### Extracted material
※ ※ ※

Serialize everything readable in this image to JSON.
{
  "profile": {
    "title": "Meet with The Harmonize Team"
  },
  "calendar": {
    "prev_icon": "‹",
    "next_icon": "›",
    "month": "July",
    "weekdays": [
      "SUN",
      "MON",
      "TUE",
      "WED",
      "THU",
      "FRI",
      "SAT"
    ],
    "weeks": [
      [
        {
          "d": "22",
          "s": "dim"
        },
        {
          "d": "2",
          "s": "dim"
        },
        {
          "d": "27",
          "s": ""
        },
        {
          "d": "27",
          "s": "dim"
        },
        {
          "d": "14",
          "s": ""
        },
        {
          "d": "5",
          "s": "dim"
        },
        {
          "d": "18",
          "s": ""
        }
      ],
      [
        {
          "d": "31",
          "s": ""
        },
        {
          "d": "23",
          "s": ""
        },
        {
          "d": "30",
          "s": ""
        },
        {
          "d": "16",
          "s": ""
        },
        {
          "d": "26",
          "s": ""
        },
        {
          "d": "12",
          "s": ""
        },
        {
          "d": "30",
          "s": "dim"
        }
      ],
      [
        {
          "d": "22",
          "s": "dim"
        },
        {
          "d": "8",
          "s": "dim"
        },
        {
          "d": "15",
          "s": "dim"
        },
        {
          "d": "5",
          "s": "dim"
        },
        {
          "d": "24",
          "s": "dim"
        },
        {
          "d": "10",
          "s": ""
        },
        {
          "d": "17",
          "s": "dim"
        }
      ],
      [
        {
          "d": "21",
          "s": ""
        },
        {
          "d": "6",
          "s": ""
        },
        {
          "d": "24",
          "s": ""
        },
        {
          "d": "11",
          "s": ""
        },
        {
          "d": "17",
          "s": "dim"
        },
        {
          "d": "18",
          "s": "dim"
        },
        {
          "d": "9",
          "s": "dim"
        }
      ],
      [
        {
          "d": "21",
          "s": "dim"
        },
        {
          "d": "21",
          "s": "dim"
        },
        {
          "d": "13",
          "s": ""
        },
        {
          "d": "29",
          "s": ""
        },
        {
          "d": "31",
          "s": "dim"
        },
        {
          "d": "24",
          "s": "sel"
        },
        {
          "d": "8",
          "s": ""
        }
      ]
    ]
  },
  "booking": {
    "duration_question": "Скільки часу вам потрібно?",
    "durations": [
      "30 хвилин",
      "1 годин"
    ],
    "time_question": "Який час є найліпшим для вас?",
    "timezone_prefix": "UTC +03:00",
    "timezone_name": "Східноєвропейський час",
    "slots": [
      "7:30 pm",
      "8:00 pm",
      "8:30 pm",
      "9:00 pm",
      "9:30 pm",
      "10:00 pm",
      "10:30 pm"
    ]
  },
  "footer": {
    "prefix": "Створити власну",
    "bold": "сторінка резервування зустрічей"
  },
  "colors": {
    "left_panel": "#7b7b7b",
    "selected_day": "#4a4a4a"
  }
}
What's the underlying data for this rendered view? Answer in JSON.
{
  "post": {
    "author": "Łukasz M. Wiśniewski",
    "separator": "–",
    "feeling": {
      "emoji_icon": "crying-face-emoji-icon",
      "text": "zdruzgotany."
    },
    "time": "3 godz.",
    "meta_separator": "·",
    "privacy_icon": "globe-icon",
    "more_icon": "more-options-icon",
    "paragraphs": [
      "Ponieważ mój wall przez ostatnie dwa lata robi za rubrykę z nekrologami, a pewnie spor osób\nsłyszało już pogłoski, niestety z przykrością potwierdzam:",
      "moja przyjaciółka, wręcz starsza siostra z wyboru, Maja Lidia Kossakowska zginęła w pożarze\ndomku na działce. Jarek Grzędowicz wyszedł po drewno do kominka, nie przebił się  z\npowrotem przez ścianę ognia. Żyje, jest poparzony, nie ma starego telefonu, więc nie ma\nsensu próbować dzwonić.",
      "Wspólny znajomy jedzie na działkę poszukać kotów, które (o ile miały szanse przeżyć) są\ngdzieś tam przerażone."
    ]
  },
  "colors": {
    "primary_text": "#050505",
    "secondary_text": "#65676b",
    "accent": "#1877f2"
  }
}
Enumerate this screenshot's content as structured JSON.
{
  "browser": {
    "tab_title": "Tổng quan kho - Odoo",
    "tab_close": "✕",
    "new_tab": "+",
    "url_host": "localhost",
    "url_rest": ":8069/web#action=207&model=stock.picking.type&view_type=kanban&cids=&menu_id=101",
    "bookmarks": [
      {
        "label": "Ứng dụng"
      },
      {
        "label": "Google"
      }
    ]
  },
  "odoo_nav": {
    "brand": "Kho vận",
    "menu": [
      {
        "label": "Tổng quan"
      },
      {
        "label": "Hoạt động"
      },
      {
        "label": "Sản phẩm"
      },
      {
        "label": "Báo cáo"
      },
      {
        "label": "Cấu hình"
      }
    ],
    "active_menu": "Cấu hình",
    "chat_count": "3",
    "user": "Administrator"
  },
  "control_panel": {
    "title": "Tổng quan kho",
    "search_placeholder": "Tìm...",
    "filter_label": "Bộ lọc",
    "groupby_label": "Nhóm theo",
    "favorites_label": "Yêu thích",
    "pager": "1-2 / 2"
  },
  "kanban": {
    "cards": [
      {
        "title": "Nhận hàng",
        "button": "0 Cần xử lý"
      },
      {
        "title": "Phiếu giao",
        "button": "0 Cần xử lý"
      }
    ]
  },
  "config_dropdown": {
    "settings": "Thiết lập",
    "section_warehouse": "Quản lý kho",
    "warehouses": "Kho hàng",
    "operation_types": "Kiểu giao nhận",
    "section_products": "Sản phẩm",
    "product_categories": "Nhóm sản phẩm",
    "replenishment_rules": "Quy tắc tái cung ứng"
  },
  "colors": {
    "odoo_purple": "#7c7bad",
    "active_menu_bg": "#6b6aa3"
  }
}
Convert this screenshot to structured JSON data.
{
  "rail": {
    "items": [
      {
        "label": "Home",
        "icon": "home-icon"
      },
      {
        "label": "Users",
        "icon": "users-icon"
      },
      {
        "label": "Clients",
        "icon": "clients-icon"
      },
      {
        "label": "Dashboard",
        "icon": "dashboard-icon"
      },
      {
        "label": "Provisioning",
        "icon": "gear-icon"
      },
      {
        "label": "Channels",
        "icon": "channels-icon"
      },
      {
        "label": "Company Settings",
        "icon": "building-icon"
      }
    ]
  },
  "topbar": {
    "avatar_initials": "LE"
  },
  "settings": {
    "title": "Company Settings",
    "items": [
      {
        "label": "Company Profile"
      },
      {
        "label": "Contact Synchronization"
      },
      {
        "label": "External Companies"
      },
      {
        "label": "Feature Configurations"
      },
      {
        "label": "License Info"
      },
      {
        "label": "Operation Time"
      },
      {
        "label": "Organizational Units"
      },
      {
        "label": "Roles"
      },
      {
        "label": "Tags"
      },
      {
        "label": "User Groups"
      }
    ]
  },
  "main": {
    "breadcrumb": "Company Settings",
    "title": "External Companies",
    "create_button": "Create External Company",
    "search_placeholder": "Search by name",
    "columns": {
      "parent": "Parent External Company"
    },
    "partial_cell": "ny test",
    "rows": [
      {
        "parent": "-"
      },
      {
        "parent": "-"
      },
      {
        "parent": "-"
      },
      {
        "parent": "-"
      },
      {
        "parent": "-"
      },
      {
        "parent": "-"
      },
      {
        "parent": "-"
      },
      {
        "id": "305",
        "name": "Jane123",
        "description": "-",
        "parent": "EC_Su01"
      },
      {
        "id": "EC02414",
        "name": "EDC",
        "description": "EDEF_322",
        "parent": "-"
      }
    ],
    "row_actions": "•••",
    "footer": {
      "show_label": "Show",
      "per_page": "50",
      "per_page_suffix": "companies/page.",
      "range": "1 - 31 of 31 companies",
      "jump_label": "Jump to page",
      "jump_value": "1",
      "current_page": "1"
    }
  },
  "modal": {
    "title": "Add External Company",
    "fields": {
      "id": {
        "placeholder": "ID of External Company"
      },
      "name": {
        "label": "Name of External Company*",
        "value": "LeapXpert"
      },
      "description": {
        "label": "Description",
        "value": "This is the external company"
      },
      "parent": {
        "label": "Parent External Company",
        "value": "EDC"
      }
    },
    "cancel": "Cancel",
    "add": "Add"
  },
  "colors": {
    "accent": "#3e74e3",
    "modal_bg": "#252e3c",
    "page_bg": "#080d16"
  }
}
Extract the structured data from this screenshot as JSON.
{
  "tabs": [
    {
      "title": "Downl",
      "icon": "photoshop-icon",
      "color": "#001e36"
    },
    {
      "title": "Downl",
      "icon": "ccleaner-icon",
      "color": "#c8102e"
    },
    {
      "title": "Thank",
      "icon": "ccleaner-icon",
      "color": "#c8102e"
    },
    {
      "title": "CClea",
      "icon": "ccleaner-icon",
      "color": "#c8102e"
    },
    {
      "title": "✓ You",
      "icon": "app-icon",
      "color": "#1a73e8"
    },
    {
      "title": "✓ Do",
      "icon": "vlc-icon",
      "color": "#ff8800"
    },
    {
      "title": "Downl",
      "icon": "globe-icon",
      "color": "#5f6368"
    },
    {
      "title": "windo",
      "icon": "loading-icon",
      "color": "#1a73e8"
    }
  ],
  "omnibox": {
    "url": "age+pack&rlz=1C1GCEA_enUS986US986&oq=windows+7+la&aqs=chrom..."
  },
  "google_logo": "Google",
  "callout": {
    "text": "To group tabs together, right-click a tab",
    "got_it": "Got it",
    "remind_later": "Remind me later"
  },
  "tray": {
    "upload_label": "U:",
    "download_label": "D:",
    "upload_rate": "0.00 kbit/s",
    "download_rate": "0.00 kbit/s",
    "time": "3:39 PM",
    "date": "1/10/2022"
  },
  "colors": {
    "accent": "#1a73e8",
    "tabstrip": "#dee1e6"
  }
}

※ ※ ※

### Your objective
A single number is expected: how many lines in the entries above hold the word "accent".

### Solution to the problem
3